He added, “As a father, Odinga searched high and low, went to various places, but the attempts were unsuccessful. Finally, he found some promise here in India. Recently, he met me. It was a Sunday and Odinga is my dear friend. He had become so emotional and spoke about their struggles after his daughter, post-surgery, lost her vision. After receiving treatment in India, she has regained her vision and her father told me that those were the golden moments when she could see.”
Bemused by all the attention on her at the event, Rosemary, who met Modi after his speech, told The Indian Express, “I did not understand what he was saying but am extremely excited to be here. This is my testimony of how a traditional system of medicine has helped people from other countries, and yes helped me regain my vision.”

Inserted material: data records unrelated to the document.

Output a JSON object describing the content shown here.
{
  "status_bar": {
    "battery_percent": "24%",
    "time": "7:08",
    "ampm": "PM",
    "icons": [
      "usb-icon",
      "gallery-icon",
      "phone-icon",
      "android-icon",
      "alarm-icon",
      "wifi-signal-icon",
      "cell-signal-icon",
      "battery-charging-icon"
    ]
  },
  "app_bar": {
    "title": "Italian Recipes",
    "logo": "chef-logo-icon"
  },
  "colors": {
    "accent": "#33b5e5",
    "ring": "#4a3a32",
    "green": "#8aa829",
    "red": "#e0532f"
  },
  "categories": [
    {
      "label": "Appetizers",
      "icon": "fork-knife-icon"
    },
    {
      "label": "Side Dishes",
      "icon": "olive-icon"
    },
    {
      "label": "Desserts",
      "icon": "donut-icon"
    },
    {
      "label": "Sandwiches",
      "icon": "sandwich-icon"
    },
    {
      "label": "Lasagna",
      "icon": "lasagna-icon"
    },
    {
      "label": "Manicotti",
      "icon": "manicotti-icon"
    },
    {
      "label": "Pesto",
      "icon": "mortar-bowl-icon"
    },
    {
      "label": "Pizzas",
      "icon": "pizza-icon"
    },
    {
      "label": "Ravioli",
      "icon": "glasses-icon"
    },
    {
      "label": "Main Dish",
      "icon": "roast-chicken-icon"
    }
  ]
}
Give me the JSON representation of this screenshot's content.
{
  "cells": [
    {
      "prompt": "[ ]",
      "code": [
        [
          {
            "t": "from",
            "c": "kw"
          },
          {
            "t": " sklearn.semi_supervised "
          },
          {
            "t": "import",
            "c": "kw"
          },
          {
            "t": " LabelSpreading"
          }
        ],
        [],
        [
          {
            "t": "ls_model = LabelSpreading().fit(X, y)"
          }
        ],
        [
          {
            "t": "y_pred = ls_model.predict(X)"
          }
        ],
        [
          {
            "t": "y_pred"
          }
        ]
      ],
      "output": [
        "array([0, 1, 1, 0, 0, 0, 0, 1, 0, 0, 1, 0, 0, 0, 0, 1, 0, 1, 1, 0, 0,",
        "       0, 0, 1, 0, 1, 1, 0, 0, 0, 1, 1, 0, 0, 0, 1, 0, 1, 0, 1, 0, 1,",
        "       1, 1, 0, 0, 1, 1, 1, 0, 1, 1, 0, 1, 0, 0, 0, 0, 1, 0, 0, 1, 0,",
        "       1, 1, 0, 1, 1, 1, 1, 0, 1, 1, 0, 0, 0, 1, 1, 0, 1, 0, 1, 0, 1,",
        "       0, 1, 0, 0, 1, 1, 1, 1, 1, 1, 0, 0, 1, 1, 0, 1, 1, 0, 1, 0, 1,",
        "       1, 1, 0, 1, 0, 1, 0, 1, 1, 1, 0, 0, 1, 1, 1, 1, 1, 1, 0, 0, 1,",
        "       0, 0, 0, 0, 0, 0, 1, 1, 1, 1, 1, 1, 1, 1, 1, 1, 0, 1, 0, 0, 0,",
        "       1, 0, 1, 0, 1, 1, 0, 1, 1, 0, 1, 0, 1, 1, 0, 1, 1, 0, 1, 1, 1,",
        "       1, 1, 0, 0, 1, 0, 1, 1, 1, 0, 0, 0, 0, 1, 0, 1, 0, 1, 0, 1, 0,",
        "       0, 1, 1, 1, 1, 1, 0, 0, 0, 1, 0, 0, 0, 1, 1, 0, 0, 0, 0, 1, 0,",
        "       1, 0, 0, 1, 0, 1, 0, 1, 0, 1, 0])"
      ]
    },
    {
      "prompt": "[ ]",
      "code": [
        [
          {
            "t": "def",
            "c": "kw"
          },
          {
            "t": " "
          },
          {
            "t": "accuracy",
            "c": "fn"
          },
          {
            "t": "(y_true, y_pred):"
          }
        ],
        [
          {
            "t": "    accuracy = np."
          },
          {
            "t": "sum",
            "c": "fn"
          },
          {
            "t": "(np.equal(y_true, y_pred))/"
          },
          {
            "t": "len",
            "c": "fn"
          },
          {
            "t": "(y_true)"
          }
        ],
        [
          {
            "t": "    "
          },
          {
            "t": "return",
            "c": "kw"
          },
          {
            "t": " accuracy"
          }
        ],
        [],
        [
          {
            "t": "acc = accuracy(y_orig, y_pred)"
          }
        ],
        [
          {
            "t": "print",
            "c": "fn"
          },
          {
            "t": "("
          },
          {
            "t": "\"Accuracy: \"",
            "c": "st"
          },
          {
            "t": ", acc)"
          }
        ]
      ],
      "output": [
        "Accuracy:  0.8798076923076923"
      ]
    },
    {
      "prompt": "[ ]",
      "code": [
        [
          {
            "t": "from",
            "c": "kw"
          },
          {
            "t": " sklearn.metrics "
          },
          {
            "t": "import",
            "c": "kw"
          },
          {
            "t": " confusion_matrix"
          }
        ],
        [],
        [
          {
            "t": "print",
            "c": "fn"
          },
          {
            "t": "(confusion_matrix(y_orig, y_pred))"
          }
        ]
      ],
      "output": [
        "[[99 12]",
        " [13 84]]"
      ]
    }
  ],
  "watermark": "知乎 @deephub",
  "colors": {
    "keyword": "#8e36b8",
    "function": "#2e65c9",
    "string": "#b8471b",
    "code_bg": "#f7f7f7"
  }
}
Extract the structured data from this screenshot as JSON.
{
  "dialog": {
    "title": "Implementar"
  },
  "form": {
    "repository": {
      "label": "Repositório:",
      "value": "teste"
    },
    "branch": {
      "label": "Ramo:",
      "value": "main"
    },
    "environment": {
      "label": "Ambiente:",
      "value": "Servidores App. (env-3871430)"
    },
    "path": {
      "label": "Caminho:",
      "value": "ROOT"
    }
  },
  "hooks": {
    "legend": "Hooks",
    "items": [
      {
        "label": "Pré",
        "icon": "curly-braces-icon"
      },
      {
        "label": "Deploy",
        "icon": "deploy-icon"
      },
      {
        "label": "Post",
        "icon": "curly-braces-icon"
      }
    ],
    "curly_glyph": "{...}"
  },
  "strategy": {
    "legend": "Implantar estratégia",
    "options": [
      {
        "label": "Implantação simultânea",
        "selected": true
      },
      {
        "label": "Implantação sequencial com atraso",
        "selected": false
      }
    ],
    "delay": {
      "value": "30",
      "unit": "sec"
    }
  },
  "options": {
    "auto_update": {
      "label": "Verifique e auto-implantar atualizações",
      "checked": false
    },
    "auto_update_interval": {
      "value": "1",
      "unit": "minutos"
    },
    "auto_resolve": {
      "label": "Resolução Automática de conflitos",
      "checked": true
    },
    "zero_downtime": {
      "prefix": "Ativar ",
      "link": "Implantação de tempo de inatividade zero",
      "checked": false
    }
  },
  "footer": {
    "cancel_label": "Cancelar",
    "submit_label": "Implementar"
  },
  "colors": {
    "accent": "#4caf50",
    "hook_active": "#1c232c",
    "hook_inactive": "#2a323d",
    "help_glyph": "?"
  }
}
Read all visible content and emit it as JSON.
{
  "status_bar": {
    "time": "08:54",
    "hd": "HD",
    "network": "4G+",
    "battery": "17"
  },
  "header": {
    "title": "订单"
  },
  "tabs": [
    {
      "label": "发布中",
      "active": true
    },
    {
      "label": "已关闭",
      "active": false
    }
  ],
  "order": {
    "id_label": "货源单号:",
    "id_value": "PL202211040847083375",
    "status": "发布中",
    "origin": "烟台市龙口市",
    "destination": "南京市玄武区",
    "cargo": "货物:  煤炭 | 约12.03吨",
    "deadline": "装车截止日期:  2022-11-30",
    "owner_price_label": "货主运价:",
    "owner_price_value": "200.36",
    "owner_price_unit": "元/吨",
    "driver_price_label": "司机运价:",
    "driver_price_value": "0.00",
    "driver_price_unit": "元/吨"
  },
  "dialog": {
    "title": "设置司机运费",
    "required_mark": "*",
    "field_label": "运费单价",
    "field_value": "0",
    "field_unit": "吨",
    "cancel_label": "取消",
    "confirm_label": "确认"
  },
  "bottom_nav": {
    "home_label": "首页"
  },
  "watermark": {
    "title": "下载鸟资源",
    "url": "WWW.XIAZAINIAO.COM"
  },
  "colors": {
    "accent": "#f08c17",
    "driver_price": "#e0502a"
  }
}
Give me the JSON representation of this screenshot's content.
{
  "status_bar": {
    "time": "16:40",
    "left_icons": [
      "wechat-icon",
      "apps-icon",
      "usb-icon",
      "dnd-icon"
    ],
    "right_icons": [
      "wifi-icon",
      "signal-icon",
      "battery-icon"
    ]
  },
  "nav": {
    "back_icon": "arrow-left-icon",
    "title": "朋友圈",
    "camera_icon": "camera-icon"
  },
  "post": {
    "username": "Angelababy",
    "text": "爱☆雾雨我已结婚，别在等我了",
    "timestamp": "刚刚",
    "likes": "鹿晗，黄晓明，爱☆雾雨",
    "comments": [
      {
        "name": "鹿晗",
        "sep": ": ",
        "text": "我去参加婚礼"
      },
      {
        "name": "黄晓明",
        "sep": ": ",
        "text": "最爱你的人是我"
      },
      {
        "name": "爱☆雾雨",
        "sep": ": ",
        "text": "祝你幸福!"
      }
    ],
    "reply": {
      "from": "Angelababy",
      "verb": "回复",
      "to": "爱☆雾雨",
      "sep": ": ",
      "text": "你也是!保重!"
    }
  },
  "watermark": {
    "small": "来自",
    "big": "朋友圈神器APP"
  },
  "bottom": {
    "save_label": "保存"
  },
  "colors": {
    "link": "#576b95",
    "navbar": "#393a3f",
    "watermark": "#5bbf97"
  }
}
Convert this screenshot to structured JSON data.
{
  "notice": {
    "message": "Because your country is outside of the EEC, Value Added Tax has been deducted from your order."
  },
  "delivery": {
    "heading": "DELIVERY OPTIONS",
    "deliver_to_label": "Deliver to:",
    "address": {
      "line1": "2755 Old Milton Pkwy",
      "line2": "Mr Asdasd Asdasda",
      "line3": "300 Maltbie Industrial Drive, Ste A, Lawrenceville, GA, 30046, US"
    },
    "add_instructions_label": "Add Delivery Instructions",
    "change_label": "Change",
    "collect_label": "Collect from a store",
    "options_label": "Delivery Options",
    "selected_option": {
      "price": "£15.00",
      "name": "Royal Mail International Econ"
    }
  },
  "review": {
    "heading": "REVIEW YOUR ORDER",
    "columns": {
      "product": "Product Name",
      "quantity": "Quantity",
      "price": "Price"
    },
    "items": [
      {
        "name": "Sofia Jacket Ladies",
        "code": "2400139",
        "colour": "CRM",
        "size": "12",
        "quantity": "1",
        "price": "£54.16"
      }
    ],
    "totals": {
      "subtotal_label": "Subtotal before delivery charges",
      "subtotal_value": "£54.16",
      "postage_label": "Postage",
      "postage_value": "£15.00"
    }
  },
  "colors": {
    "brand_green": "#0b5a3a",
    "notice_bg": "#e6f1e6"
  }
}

Rosemary, accompanied by Kenya Medical Research Institute’s Chief Research Officer Dr FM Tolo, also ran into her doctor N Narayanan Namboothiri, the chief physician at the Sreedhareeyam Ayurvedic Eye Hospital and Research Centre in the town of Koothattukulam in Kerala’s Ernakulam district.
The 44-year-old, who works for a Cabinet secretary in Kenya but prefers to be identified as a snail farmer, lost her vision in 2017 after suffering a brain aneurysm that placed stress on her optic nerve. After trying treatments that did not work, she visited the hospital in Kerala two-and-a-half years ago.
“I am so happy. Before I regained my vision, I followed his voice and heard his instructions,” Rosemary said, referring to Dr Namboothiri. “I have now met him after a while. It had been a struggle since I lost my vision in 2017. I went to China and other countries and underwent various treatment modalities like acupuncture. Nothing seemed to help.”
Dr Narayanan told The Indian Express that Rosemary’s eyesight weakened considerably after the aneurysm because of optic nerve atrophy. “There was no clear visibility. To strengthen and rejuvenate her optic nerve, we took up pure Ayurvedic treatment. This included giving her traditional oral Ayurvedic medication and massages around the eyes. There were other procedures like taila dhara and others. She underwent two sessions that lasted three weeks — the first session was two-and-a-half years ago,” he added.
Rosemary continued with the medication during the pandemic and followed it up with more treatment sessions upon her return. Slowly, her vision returned. She said her treatment was still going on and there was room for improvement.
“My father met the PM and was full of praise for the traditional Ayurvedic system that has helped me. He also discussed bringing traditional medicines to Africa,” added Rosemary, who will speak at the summit about her experience.